RESULTS

Of the 201 patients, the vast majority (n = 185, 92%) were diagnosed with myelomeningocele. The median age at presentation was 6 days, the median length of stay was 20 days, and the median time to surgery was 10 days. Half of the patients had documented surgeries, with 5% receiving multiple procedures (n = 102, 51%): 80 defect closures (40%), 32 ventriculoperitoneal shunts (15%), and 1 endoscopic third ventriculostomy (0.5%). Phone surveys were completed for 53 patients with a median time to follow-up of 1.5 years. There were no statistically significant differences in demographics between the surveyed and nonrespondent groups. The 1-year mortality rate was 34% (n = 18). At the time of survey, 91% of the survivors (n = 30) have received healthcare since their initial discharge from MNRH, with 67% (n = 22) returning to MNRH. Hydrocephalus was diagnosed in 29 patients (88%). Caregivers reported physical deficits in 39% of patients (n = 13), clubfoot in 18% (n = 6), and bowel or bladder incontinence in 12% (n = 4). The surgical complication rate was 2.5%. Glasgow Outcome Scale–Extended pediatric revision scores were correlated with upper good recovery in 58% (n = 19) of patients, lower good recovery in 30% (n = 10), and moderate disability in 12% of patients (n = 4). Only 5 patients (15%) reported access to home health resources postdischarge.

CONCLUSIONS

This study is the first to characterize the outcomes of children with NTDs that were treated at Uganda’s national referral hospital. There is a great need for improved access to and coordination of care in antenatal, perioperative, and long-term settings to improve morbidity and mortality.

Restricted access

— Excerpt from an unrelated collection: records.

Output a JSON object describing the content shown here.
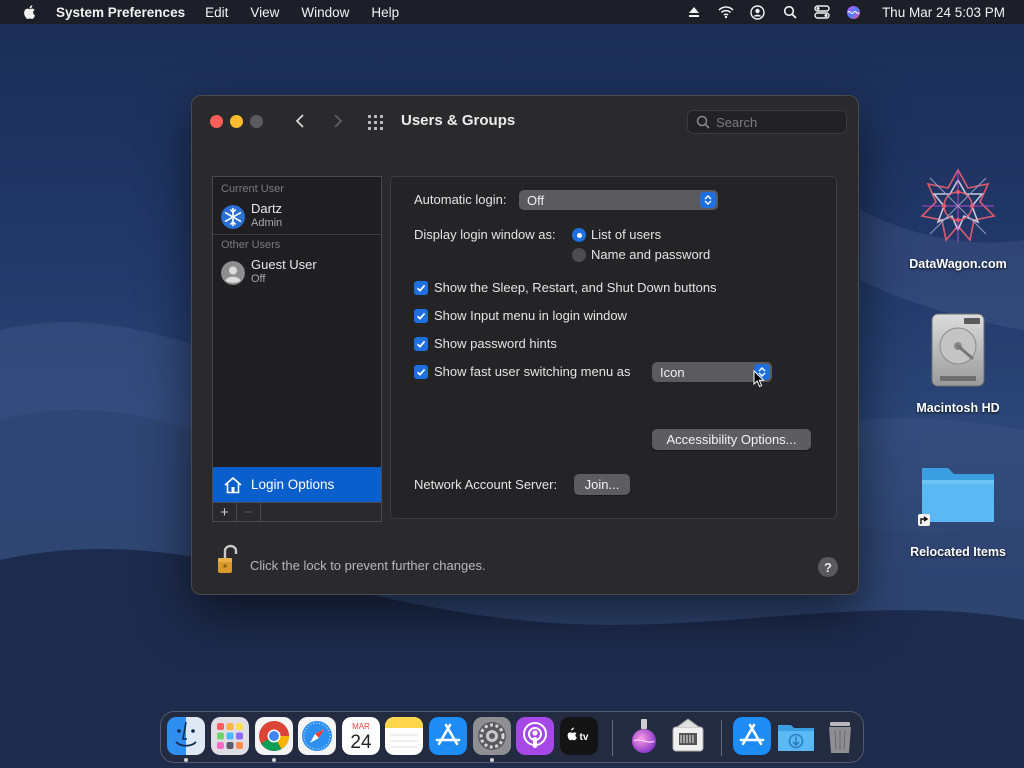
{
  "menubar": {
    "app_name": "System Preferences",
    "menus": [
      "Edit",
      "View",
      "Window",
      "Help"
    ],
    "clock": "Thu Mar 24  5:03 PM"
  },
  "window": {
    "title": "Users & Groups",
    "search_placeholder": "Search"
  },
  "sidebar": {
    "current_user_label": "Current User",
    "current_user": {
      "name": "Dartz",
      "role": "Admin"
    },
    "other_users_label": "Other Users",
    "other_users": [
      {
        "name": "Guest User",
        "status": "Off"
      }
    ],
    "login_options_label": "Login Options",
    "add_label": "+",
    "remove_label": "−"
  },
  "panel": {
    "automatic_login_label": "Automatic login:",
    "automatic_login_value": "Off",
    "display_login_label": "Display login window as:",
    "display_options": [
      {
        "label": "List of users",
        "selected": true
      },
      {
        "label": "Name and password",
        "selected": false
      }
    ],
    "checkboxes": [
      {
        "label": "Show the Sleep, Restart, and Shut Down buttons",
        "checked": true
      },
      {
        "label": "Show Input menu in login window",
        "checked": true
      },
      {
        "label": "Show password hints",
        "checked": true
      },
      {
        "label": "Show fast user switching menu as",
        "checked": true
      }
    ],
    "fast_switch_value": "Icon",
    "accessibility_button": "Accessibility Options...",
    "network_server_label": "Network Account Server:",
    "join_button": "Join..."
  },
  "lock_text": "Click the lock to prevent further changes.",
  "help_label": "?",
  "desktop_icons": [
    {
      "label": "DataWagon.com",
      "icon": "datawagon-icon"
    },
    {
      "label": "Macintosh HD",
      "icon": "hard-drive-icon"
    },
    {
      "label": "Relocated Items",
      "icon": "folder-alias-icon"
    }
  ],
  "dock": {
    "apps": [
      "finder",
      "launchpad",
      "chrome",
      "safari",
      "calendar",
      "notes",
      "app-store",
      "system-preferences",
      "podcasts",
      "apple-tv",
      "sidebar-divider",
      "app-one",
      "app-two",
      "sidebar-divider",
      "app-store-folder",
      "downloads",
      "trash"
    ],
    "calendar_month": "MAR",
    "calendar_day": "24",
    "tv_label": "tv"
  },
  "colors": {
    "accent": "#1f6fe0",
    "selection": "#0a5fcc",
    "window_bg": "#2a2a2c"
  }
}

Silvia D. Vaca, Linda W. Xu, Juliet Nalwanga, Christine Muhumuza, Benjamin J. Lerman, Joel Kiryabwire, Hussein Ssenyonjo, John Mukasa, Michael Muhumuza, Michael Haglund and Gerald Grant

OBJECTIVE

There is a paucity of literature on long-term neurosurgical outcomes in sub-Saharan Africa, and as neurosurgical services expand in each country, it would be beneficial to understand the impact of these services on the national population. Since follow-up can be inconsistent, the authors here used the novel method of telephone surveys to conduct the first-ever long-term follow-up in Uganda to elucidate the outcomes of pediatric head trauma patients treated at the national referral hospital.

METHODS

A prospectively maintained database of pediatric head trauma patients treated at the Mulago National Referral Hospital (MNRH) between 2014 and 2015 included 232 patients eligible for this study. Quality of life was assessed through phone surveys conducted by a Ugandan collaborator on site who performed all interviews with the guardian listed at the time of hospital admission, using each participant’s language.

RESULTS

Phone interviews were completed for 142 patients, resulting in a 61% response rate. Including inpatient deaths, the mortality rate was 10%. Almost half of the patients (48%) did not return to MNRH postdischarge, and 37% received no subsequent healthcare at all. Including inpatient deaths, the average Extended Glasgow Outcome Scale–Pediatric Revision (GOSE-Peds) scores for patients with severe, moderate, and mild head trauma were 5.68 ± 2.85, 4.79 ± 2.38, and 3.12 ± 2.08, respectively, at 1 year postinjury and 5.56 ± 2.58, 4.00 ± 2.45, and 2.21 ± 1.49, respectively, at 2 years postinjury.

CONCLUSIONS

This first-ever long-term follow-up of pediatric head trauma patients in Uganda confirmed the feasibility of a novel phone follow-up method for patients throughout Uganda. The results at 2 years showed poor long-term recovery in patients who suffered moderate or severe head trauma but good recovery in patients who suffered mild head trauma. However, there was greater overall disability than that in comparable head trauma studies in the US. The current study lays the groundwork for phone follow-up in low- and middle-income countries as a viable way to obtain outcome data.